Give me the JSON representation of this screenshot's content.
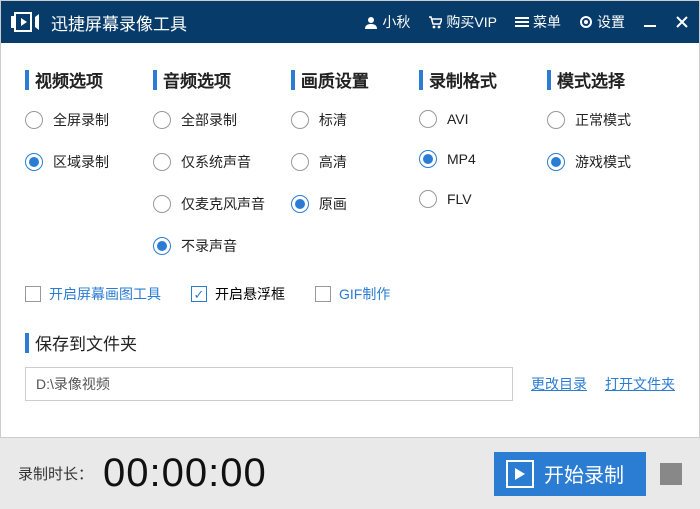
{
  "titlebar": {
    "app_title": "迅捷屏幕录像工具",
    "user": "小秋",
    "vip": "购买VIP",
    "menu": "菜单",
    "settings": "设置"
  },
  "options": {
    "video": {
      "header": "视频选项",
      "items": [
        "全屏录制",
        "区域录制"
      ],
      "selected": 1
    },
    "audio": {
      "header": "音频选项",
      "items": [
        "全部录制",
        "仅系统声音",
        "仅麦克风声音",
        "不录声音"
      ],
      "selected": 3
    },
    "quality": {
      "header": "画质设置",
      "items": [
        "标清",
        "高清",
        "原画"
      ],
      "selected": 2
    },
    "format": {
      "header": "录制格式",
      "items": [
        "AVI",
        "MP4",
        "FLV"
      ],
      "selected": 1
    },
    "mode": {
      "header": "模式选择",
      "items": [
        "正常模式",
        "游戏模式"
      ],
      "selected": 1
    }
  },
  "checkboxes": {
    "draw": {
      "label": "开启屏幕画图工具",
      "checked": false
    },
    "float": {
      "label": "开启悬浮框",
      "checked": true
    },
    "gif": {
      "label": "GIF制作",
      "checked": false
    }
  },
  "save": {
    "header": "保存到文件夹",
    "path": "D:\\录像视频",
    "change": "更改目录",
    "open": "打开文件夹"
  },
  "footer": {
    "dur_label": "录制时长：",
    "timer": "00:00:00",
    "start": "开始录制"
  }
}
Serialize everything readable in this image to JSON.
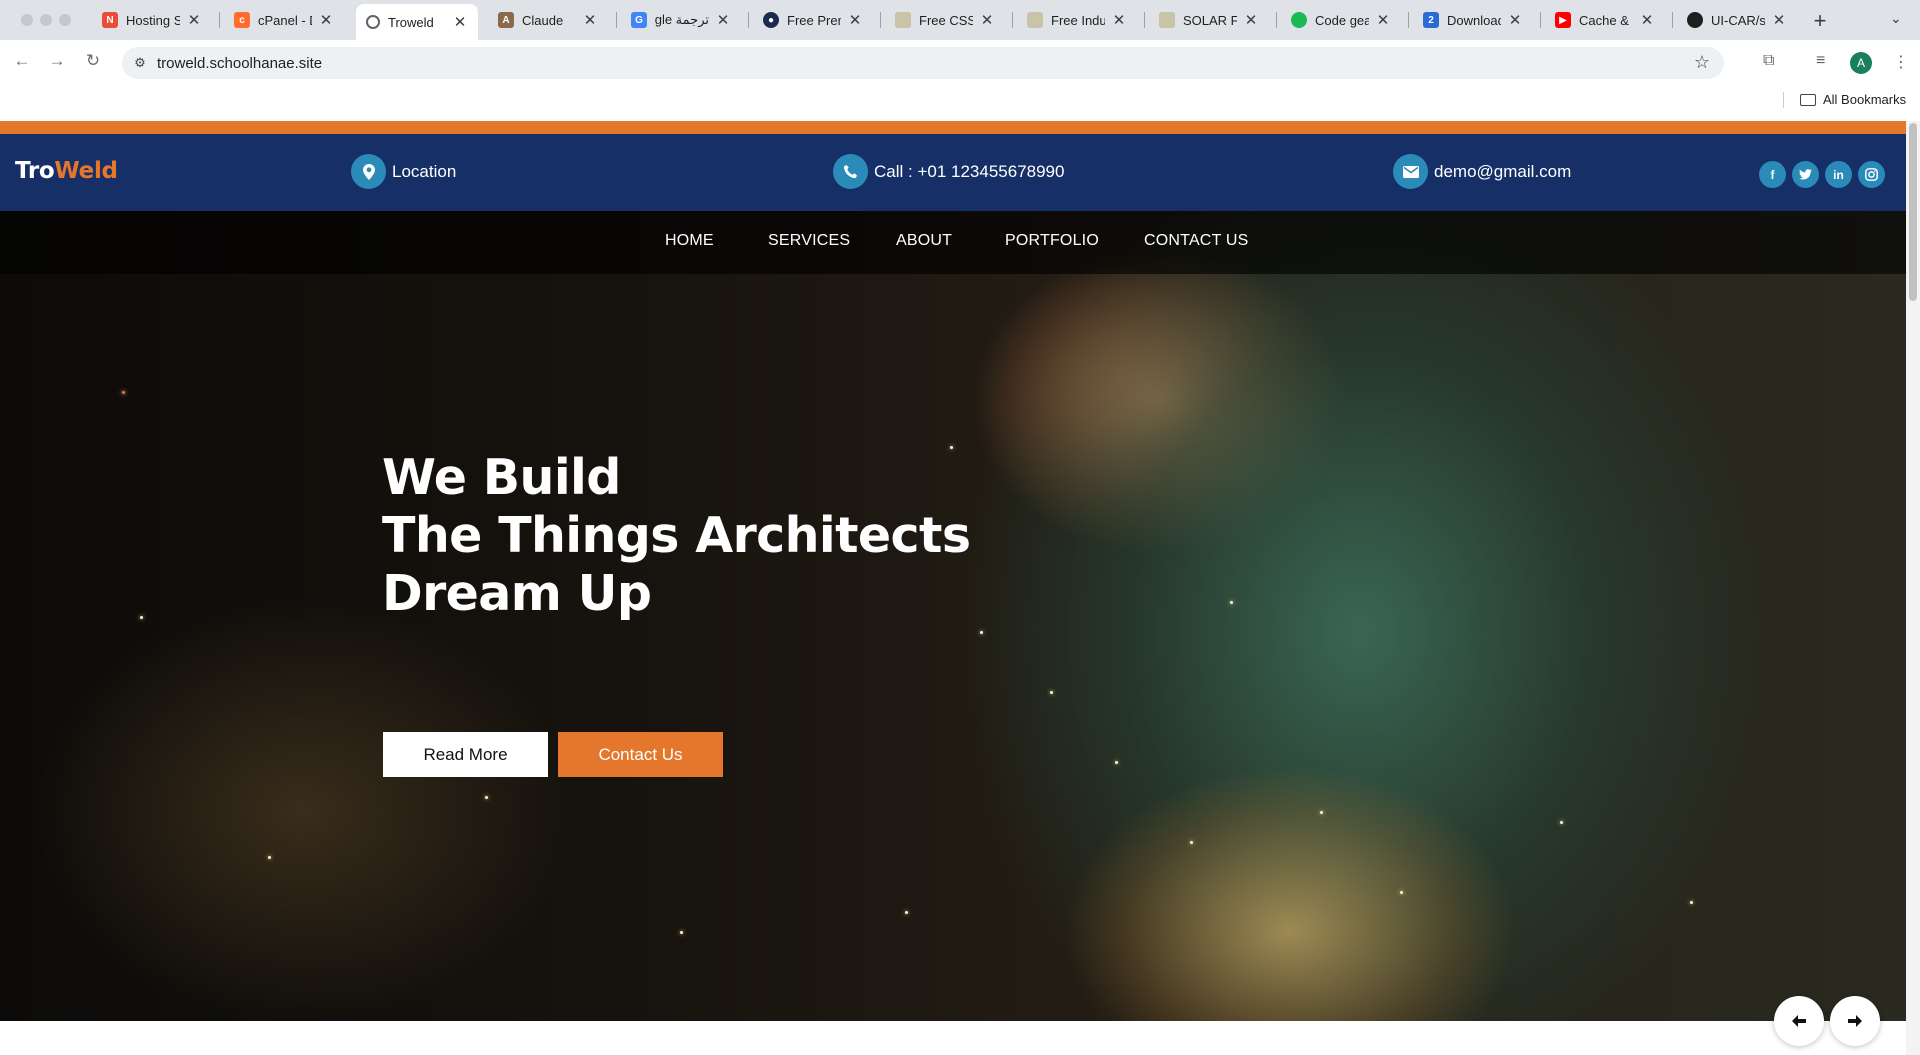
{
  "browser": {
    "tabs": [
      {
        "title": "Hosting Su",
        "icon": "hosting-favicon",
        "color": "#e94d35"
      },
      {
        "title": "cPanel - D",
        "icon": "cpanel-favicon",
        "color": "#ff6c2c"
      },
      {
        "title": "Troweld",
        "icon": "globe-favicon",
        "color": "#5f6368",
        "active": true
      },
      {
        "title": "Claude",
        "icon": "claude-favicon",
        "color": "#8a6a4a"
      },
      {
        "title": "ترجمة Google",
        "icon": "google-translate-favicon",
        "color": "#4285f4"
      },
      {
        "title": "Free Premi",
        "icon": "premium-favicon",
        "color": "#1b2a4e"
      },
      {
        "title": "Free CSS |",
        "icon": "freecss-favicon",
        "color": "#c9c3a7"
      },
      {
        "title": "Free Indus",
        "icon": "freeindus-favicon",
        "color": "#c9c3a7"
      },
      {
        "title": "SOLAR Fre",
        "icon": "solar-favicon",
        "color": "#c9c3a7"
      },
      {
        "title": "Code geas",
        "icon": "spotify-favicon",
        "color": "#1db954"
      },
      {
        "title": "Download",
        "icon": "download-favicon",
        "color": "#2b6bd6",
        "glyph": "2"
      },
      {
        "title": "Cache & C",
        "icon": "youtube-favicon",
        "color": "#ff0000"
      },
      {
        "title": "UI-CAR/sr",
        "icon": "github-favicon",
        "color": "#1f1f1f"
      }
    ],
    "url": "troweld.schoolhanae.site",
    "avatar_letter": "A",
    "bookmarks_label": "All Bookmarks"
  },
  "site": {
    "logo_part1": "Tro",
    "logo_part2": "Weld",
    "location_label": "Location",
    "phone_label": "Call : +01 123455678990",
    "email_label": "demo@gmail.com",
    "socials": [
      "f",
      "t",
      "in",
      "ig"
    ],
    "nav": [
      "HOME",
      "SERVICES",
      "ABOUT",
      "PORTFOLIO",
      "CONTACT US"
    ],
    "hero": {
      "line1": "We Build",
      "line2": "The Things Architects",
      "line3": "Dream Up",
      "read_more": "Read More",
      "contact_us": "Contact Us"
    },
    "colors": {
      "accent": "#e5772d",
      "topbar": "#162f67",
      "icon_circle": "#2b8bb8"
    }
  }
}
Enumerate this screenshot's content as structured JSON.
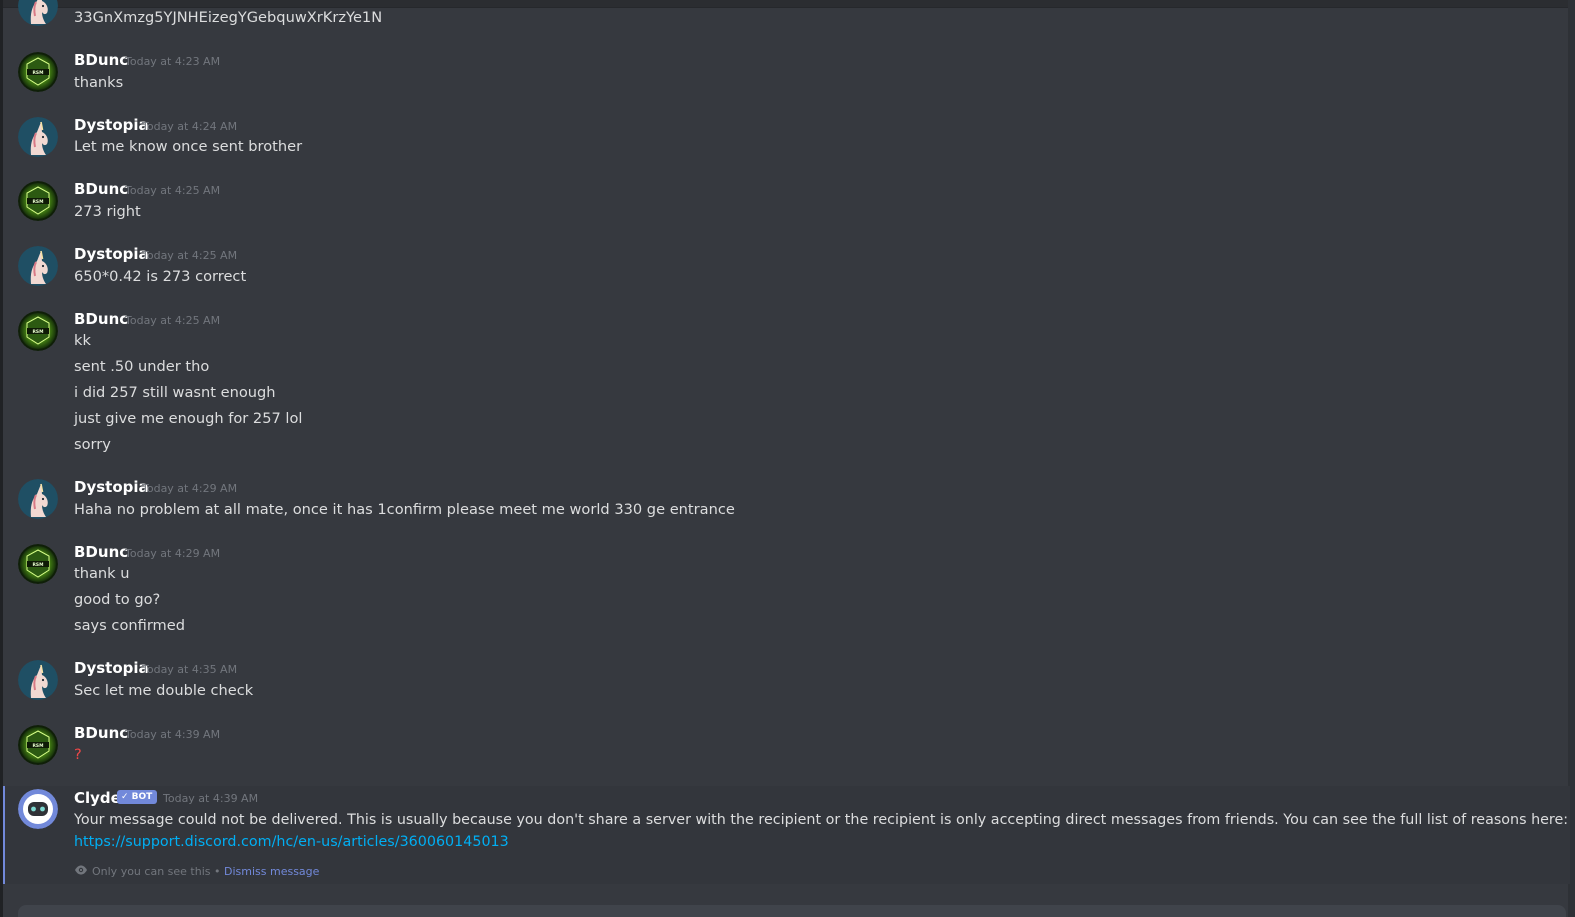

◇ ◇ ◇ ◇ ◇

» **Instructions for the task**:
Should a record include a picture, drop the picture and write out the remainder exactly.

» **Answer below**:
Give me the JSON representation of this screenshot's content.
{
  "titlebar": {
    "app_title": "迅捷屏幕录像工具",
    "user": "小秋",
    "vip": "购买VIP",
    "menu": "菜单",
    "settings": "设置"
  },
  "options": {
    "video": {
      "header": "视频选项",
      "items": [
        "全屏录制",
        "区域录制"
      ],
      "selected": 1
    },
    "audio": {
      "header": "音频选项",
      "items": [
        "全部录制",
        "仅系统声音",
        "仅麦克风声音",
        "不录声音"
      ],
      "selected": 3
    },
    "quality": {
      "header": "画质设置",
      "items": [
        "标清",
        "高清",
        "原画"
      ],
      "selected": 2
    },
    "format": {
      "header": "录制格式",
      "items": [
        "AVI",
        "MP4",
        "FLV"
      ],
      "selected": 1
    },
    "mode": {
      "header": "模式选择",
      "items": [
        "正常模式",
        "游戏模式"
      ],
      "selected": 1
    }
  },
  "checkboxes": {
    "draw": {
      "label": "开启屏幕画图工具",
      "checked": false
    },
    "float": {
      "label": "开启悬浮框",
      "checked": true
    },
    "gif": {
      "label": "GIF制作",
      "checked": false
    }
  },
  "save": {
    "header": "保存到文件夹",
    "path": "D:\\录像视频",
    "change": "更改目录",
    "open": "打开文件夹"
  },
  "footer": {
    "dur_label": "录制时长：",
    "timer": "00:00:00",
    "start": "开始录制"
  }
}
Serialize everything readable in this image to JSON.
{
  "browser": {
    "tabs": [
      {
        "title": "Hosting Su",
        "icon": "hosting-favicon",
        "color": "#e94d35"
      },
      {
        "title": "cPanel - D",
        "icon": "cpanel-favicon",
        "color": "#ff6c2c"
      },
      {
        "title": "Troweld",
        "icon": "globe-favicon",
        "color": "#5f6368",
        "active": true
      },
      {
        "title": "Claude",
        "icon": "claude-favicon",
        "color": "#8a6a4a"
      },
      {
        "title": "ترجمة Google",
        "icon": "google-translate-favicon",
        "color": "#4285f4"
      },
      {
        "title": "Free Premi",
        "icon": "premium-favicon",
        "color": "#1b2a4e"
      },
      {
        "title": "Free CSS |",
        "icon": "freecss-favicon",
        "color": "#c9c3a7"
      },
      {
        "title": "Free Indus",
        "icon": "freeindus-favicon",
        "color": "#c9c3a7"
      },
      {
        "title": "SOLAR Fre",
        "icon": "solar-favicon",
        "color": "#c9c3a7"
      },
      {
        "title": "Code geas",
        "icon": "spotify-favicon",
        "color": "#1db954"
      },
      {
        "title": "Download",
        "icon": "download-favicon",
        "color": "#2b6bd6",
        "glyph": "2"
      },
      {
        "title": "Cache & C",
        "icon": "youtube-favicon",
        "color": "#ff0000"
      },
      {
        "title": "UI-CAR/sr",
        "icon": "github-favicon",
        "color": "#1f1f1f"
      }
    ],
    "url": "troweld.schoolhanae.site",
    "avatar_letter": "A",
    "bookmarks_label": "All Bookmarks"
  },
  "site": {
    "logo_part1": "Tro",
    "logo_part2": "Weld",
    "location_label": "Location",
    "phone_label": "Call : +01 123455678990",
    "email_label": "demo@gmail.com",
    "socials": [
      "f",
      "t",
      "in",
      "ig"
    ],
    "nav": [
      "HOME",
      "SERVICES",
      "ABOUT",
      "PORTFOLIO",
      "CONTACT US"
    ],
    "hero": {
      "line1": "We Build",
      "line2": "The Things Architects",
      "line3": "Dream Up",
      "read_more": "Read More",
      "contact_us": "Contact Us"
    },
    "colors": {
      "accent": "#e5772d",
      "topbar": "#162f67",
      "icon_circle": "#2b8bb8"
    }
  }
}
Enumerate this screenshot's content as structured JSON.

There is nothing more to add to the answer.